=== Section Start ===

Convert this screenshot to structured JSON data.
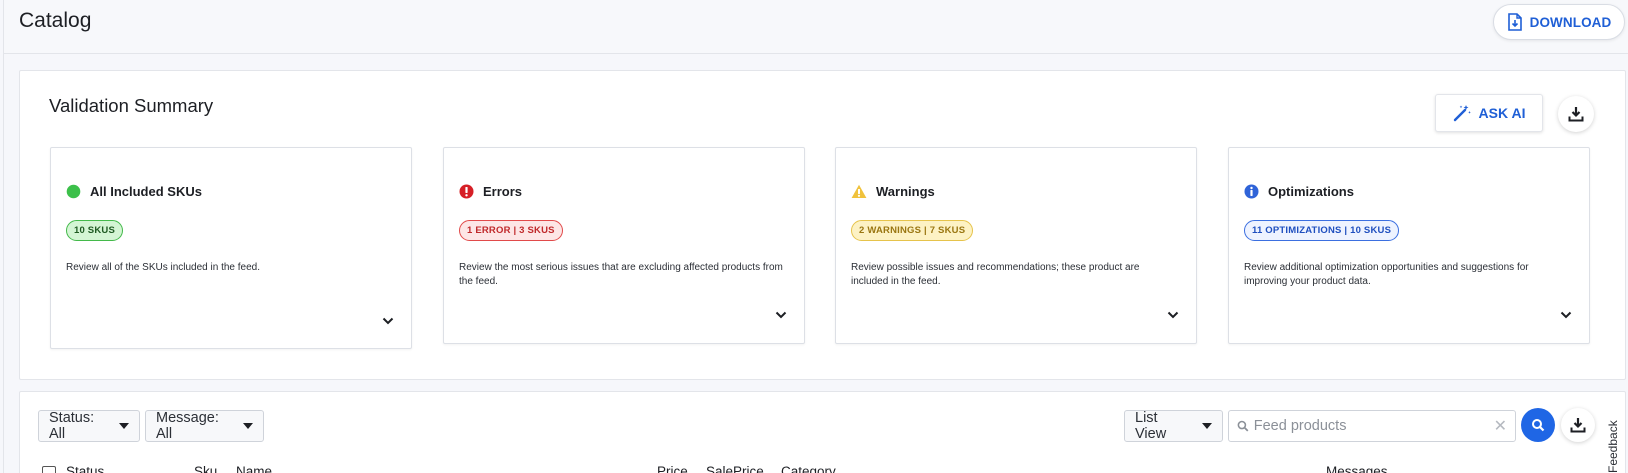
{
  "header": {
    "title": "Catalog",
    "download_label": "DOWNLOAD"
  },
  "validation": {
    "title": "Validation Summary",
    "ask_ai_label": "ASK AI",
    "cards": [
      {
        "title": "All Included SKUs",
        "badge": "10 SKUS",
        "description": "Review all of the SKUs included in the feed.",
        "icon": "green-dot-icon",
        "color": "#3cc04a"
      },
      {
        "title": "Errors",
        "badge": "1 ERROR | 3 SKUS",
        "description": "Review the most serious issues that are excluding affected products from the feed.",
        "icon": "error-icon",
        "color": "#d61f26"
      },
      {
        "title": "Warnings",
        "badge": "2 WARNINGS | 7 SKUS",
        "description": "Review possible issues and recommendations; these product are included in the feed.",
        "icon": "warning-icon",
        "color": "#f0c23c"
      },
      {
        "title": "Optimizations",
        "badge": "11 OPTIMIZATIONS | 10 SKUS",
        "description": "Review additional optimization opportunities and suggestions for improving your product data.",
        "icon": "info-icon",
        "color": "#2f63d8"
      }
    ]
  },
  "filters": {
    "status": "Status: All",
    "message": "Message: All",
    "view": "List View",
    "search_placeholder": "Feed products"
  },
  "table": {
    "columns": [
      "Status",
      "Sku",
      "Name",
      "Price",
      "SalePrice",
      "Category",
      "Messages"
    ]
  },
  "feedback_label": "Feedback",
  "colors": {
    "accent": "#1f66e5",
    "brand_text": "#1f5fd6"
  }
}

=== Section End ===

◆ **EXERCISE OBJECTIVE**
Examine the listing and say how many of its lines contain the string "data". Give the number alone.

◆ **RESPONSE FOR THIS EXERCISE**
2